CHRIS: Probably the most important low-tech item to have is a map. Along with a map, having the skill to read it properly is imperative. It’s scary the number of times, I have seen people with a working GPS or a map that are still lost in the middle of nowhere. Proper planning with a map and map reading skills are essential to a safe outdoors experience.

RM: Which high-tech or trendy items are currently on your wish list, and why?

CHRIS: Top of my list is a Spot Connect, which lets you compose short messages and send them to an SMS or e-mail address from anywhere there’s GPS coverage. As a newlywed, I understand the importance of communication. I’m frequently out of cell phone range and late getting home. Being able to send a quick message to my sweetheart will go a long way toward improving communication.

My two most favorite activities on the earth are mountain biking and scuba diving. I promised myself I’d spend more time on the bike this year. The technology they put into downhill mountain bikes is amazing. How is it that a 205-pound bag of skin, flesh, and muscle can roll over rocks and trees for miles with the bike begging for more? I hope to upgrade my downhill bike to a GT Fury.
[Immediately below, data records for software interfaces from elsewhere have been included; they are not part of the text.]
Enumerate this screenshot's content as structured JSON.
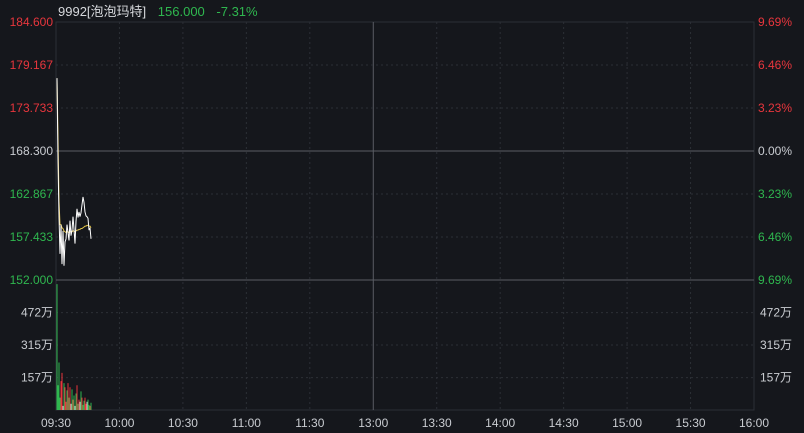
{
  "quote": {
    "code_name": "9992[泡泡玛特]",
    "price": "156.000",
    "change_pct": "-7.31%"
  },
  "colors": {
    "background": "#15171c",
    "grid": "#2c2f36",
    "up": "#e8363d",
    "down": "#2fb74f",
    "neutral": "#c9ccd1",
    "price_line": "#ffffff",
    "avg_line": "#e3c44a"
  },
  "price_axis": {
    "left_labels": [
      "184.600",
      "179.167",
      "173.733",
      "168.300",
      "162.867",
      "157.433",
      "152.000"
    ],
    "right_labels": [
      "9.69%",
      "6.46%",
      "3.23%",
      "0.00%",
      "3.23%",
      "6.46%",
      "9.69%"
    ],
    "label_colors": [
      "up",
      "up",
      "up",
      "neutral",
      "down",
      "down",
      "down"
    ],
    "min": 152.0,
    "max": 184.6
  },
  "volume_axis": {
    "labels": [
      "472万",
      "315万",
      "157万"
    ],
    "max": 630
  },
  "time_axis": {
    "labels": [
      "09:30",
      "10:00",
      "10:30",
      "11:00",
      "11:30",
      "13:00",
      "13:30",
      "14:00",
      "14:30",
      "15:00",
      "15:30",
      "16:00"
    ]
  },
  "chart_data": {
    "type": "line",
    "price_series": [
      177.5,
      167.0,
      160.0,
      155.3,
      159.0,
      154.0,
      158.2,
      153.8,
      156.8,
      157.2,
      159.0,
      158.0,
      157.0,
      159.5,
      157.6,
      158.3,
      160.0,
      158.4,
      156.6,
      159.4,
      161.0,
      159.9,
      160.6,
      160.0,
      160.5,
      161.5,
      162.5,
      161.8,
      160.6,
      160.1,
      160.0,
      159.8,
      158.3,
      158.6,
      157.2
    ],
    "avg_series": [
      177.5,
      170.0,
      162.0,
      159.0,
      159.0,
      158.6,
      158.5,
      158.2,
      158.1,
      158.0,
      158.1,
      158.1,
      158.0,
      158.1,
      158.1,
      158.1,
      158.2,
      158.2,
      158.1,
      158.2,
      158.3,
      158.3,
      158.4,
      158.4,
      158.5,
      158.5,
      158.6,
      158.7,
      158.8,
      158.8,
      158.9,
      158.9,
      158.8,
      158.8,
      158.6
    ],
    "volume_series": [
      610,
      120,
      230,
      60,
      140,
      180,
      20,
      130,
      110,
      40,
      95,
      130,
      60,
      110,
      30,
      100,
      50,
      70,
      20,
      80,
      120,
      30,
      50,
      40,
      90,
      60,
      25,
      45,
      60,
      30,
      40,
      50,
      25,
      20,
      35
    ],
    "volume_colors": [
      "down",
      "down",
      "down",
      "down",
      "up",
      "up",
      "neutral",
      "down",
      "up",
      "up",
      "down",
      "up",
      "down",
      "up",
      "neutral",
      "down",
      "up",
      "down",
      "neutral",
      "down",
      "up",
      "down",
      "up",
      "neutral",
      "down",
      "up",
      "down",
      "down",
      "up",
      "up",
      "neutral",
      "down",
      "down",
      "up",
      "down"
    ]
  }
}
During my stint in the U.S. Navy, I spent some time close to the coast with access to amazing scuba diving, and today I get to the coast to dive as often as possible. For years, I’ve been eyeing re-breather systems—devices that scrub your oxygen during your dive. In some cases, you can stay submerged longer. Additionally, you don’t release any bubbles, so you reduce your impact on fish and other marine creatures, which tend to hide as soon as they hear the loud bubbles of an approaching diver. There are many re-breather models to choose from, but I like the Poseidon to start with. Wish me luck!
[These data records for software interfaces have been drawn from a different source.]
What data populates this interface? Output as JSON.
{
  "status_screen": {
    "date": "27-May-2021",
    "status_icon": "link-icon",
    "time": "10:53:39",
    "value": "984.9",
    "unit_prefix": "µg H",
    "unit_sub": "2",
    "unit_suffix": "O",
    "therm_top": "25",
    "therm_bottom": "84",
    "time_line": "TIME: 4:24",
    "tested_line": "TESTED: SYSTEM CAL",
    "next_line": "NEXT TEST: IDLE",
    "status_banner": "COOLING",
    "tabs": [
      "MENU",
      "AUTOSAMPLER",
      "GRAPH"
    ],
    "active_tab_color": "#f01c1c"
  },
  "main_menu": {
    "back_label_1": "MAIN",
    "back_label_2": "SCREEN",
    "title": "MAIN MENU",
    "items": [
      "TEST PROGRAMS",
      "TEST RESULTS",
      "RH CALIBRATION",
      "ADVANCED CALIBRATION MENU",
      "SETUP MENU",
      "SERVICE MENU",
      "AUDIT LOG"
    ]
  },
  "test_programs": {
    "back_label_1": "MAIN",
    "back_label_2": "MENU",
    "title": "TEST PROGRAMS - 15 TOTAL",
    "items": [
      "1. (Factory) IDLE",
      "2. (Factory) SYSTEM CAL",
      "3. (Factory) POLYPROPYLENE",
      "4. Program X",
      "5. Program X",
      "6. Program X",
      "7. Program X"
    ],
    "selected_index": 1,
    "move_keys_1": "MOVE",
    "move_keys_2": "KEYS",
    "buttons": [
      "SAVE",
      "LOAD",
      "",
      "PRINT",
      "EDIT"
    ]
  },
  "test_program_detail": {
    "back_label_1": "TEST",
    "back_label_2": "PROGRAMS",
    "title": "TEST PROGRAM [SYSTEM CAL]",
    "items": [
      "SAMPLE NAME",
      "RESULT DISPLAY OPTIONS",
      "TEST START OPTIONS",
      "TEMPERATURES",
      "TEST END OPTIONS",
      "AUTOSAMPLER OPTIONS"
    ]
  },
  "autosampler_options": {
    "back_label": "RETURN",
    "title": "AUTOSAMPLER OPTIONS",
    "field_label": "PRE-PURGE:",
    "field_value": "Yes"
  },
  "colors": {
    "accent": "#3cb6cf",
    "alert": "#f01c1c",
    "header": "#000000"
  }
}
Chris Ashford cut his teeth in adventure sports on a big wheel back in the day. The youngest kid on the block, he learned not to brake when racing downhill in order to keep up. Before long, he was racing and winning. Big wheels turned into BMX and road bikes, which turned into airplanes and a career as a naval aviator. After the military he traded his flight suit for a project manager suit in the high-tech industry. He still yearned for adventures but didn’t have the time to plan or organize them—and he knew that there were others in the same boat. SCOA was born as a jumping off place for adventure and outdoor activities for people living in Southern California. It currently has about 6,000 members who participate in activities from mountain biking to scuba diving to mountaineering.